The Public Library of Steubenville and Jefferson County receives about 2/3 of its budget from the Public Library Fund of Ohio, a dedicated trust fund that receives 1.66 percent of the General Revenue Fund of the State of Ohio.


That Fund climaxed in 2002, and since then the Fund has been frozen by legislative action, reduced, with “other” agencies now funded from PLF.  In 2009, the Fund took its largest reduction bring it to a point that is 31 percent less that its peak level of funding.


Since 2009, most Ohio public libraries have asked local voters to approve operating levies to supplement the PLF, as has been the case in Jefferson County in 2010 and a renewal issue earlier this year.


The Governor’s proposal included retaining the Public Library Fund at its 1.66 percent level, but an amendment in the House to increase it to 1.70 percent was passed, and agreed to by the Senate, and was part of the final budget bill signed by Gov. Kasich.

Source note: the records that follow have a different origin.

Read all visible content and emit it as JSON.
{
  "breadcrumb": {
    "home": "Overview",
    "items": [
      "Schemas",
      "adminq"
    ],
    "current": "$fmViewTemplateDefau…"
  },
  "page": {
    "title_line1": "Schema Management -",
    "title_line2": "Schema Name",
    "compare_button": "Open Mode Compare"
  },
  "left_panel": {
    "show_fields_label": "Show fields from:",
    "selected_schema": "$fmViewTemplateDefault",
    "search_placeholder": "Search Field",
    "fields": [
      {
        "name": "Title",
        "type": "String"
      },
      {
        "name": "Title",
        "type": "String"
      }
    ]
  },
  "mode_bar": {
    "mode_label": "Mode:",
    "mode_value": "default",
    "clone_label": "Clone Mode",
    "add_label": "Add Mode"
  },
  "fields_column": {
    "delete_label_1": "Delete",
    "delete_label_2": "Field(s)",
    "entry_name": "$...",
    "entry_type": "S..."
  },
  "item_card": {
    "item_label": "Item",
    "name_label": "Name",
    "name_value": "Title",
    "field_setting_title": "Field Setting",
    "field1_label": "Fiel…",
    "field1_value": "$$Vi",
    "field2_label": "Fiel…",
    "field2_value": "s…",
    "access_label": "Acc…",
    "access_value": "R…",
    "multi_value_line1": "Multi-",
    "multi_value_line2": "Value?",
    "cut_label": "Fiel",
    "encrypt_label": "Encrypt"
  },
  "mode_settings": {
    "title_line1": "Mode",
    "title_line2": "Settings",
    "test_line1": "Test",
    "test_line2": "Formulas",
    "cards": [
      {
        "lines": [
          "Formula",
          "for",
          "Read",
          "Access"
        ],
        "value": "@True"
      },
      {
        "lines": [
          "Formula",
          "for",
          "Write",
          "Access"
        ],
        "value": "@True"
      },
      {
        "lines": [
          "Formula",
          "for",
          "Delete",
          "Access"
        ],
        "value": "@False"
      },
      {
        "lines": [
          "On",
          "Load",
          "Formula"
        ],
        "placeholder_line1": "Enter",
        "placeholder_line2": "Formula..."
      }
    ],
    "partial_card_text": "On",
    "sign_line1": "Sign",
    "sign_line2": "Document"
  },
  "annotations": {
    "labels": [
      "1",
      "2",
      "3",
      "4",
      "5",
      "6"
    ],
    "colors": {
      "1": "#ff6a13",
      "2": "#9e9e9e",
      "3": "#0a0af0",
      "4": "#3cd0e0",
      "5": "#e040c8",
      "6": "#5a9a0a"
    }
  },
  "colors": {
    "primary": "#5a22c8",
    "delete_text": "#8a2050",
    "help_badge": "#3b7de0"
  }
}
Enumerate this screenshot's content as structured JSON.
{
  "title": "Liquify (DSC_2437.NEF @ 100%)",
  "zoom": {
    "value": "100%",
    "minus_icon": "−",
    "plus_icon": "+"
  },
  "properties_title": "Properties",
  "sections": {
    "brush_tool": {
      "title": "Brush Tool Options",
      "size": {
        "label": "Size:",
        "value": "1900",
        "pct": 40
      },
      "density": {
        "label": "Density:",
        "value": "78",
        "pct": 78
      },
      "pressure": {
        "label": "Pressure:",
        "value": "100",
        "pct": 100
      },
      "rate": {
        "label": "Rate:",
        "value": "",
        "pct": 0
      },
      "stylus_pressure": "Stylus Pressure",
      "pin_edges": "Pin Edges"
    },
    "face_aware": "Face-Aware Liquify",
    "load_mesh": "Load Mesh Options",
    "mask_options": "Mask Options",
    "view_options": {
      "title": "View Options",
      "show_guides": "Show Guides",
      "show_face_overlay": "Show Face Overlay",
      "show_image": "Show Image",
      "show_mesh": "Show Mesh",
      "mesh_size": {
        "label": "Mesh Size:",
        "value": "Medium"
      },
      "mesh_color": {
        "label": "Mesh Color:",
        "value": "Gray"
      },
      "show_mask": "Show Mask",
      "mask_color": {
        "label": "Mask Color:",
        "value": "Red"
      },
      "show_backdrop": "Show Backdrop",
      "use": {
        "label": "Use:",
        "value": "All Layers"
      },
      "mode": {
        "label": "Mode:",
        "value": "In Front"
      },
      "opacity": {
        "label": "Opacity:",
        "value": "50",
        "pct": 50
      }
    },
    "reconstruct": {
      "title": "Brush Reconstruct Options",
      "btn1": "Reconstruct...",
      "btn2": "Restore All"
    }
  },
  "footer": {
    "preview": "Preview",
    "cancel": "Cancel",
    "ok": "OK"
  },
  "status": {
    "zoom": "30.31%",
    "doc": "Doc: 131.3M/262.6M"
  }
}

Initial deliberations in 2013 indicated that the previous State budget would increase the Public Library Fund by 4 percent due to the improvement in the economy, but due to tax changes, that didn’t happen.


It appears the same will take place in this budget, and the small increase in the Fund will be off-set by tax changes.  At this point, the Ohio Office of Budget and Management cannot estimate the actual level of the Public Library Fund until later this fall.


It would appear that the future funding of Ohio’s public libraries will always include a local funding component.


The Public Library Fund has included a $ 5 million dollar reduction for the Ohio Public Library Information Network and the Library for the Blind and Physically Handicapped for several years, both formerly funded by the State General Revenue Fund.


Local governments complained that this budget contains a Rainy Day Fund of over $ 2 billion dollars, while the Local Government Funds have been cut to almost nothing, squeezing cities, counties, villages, and townships.


Overall, I am pleased at the outcome of the State budget process, but libraries received a surprise when we were told that the Learning Express Library, an online database sponsored by four different agencies, would no longer be offered to Ohio citizens due to a budget cut in the sponsoring agency.


Our Library System has used that resource for college preparation and career guidance and as part of our online training package for some time, and its loss will be devastating to our online materials offerings.


That points to a problem with the State budget process --- the lack of understanding of the impact on some of the financial decisions in such a complex document.


In those 40 years of my watching the State budget process, it would be difficult to name a budget year where some “tax study proposal” is not part of the budget.  This time it is called the “Ohio 2020 Tax Study Commission” designed to make recommendations on transitioning from Ohio’s personal income tax, as well as Ohio’s severance tax.”


It seems like tax structures are studied over and over, and philosophies change as time passes.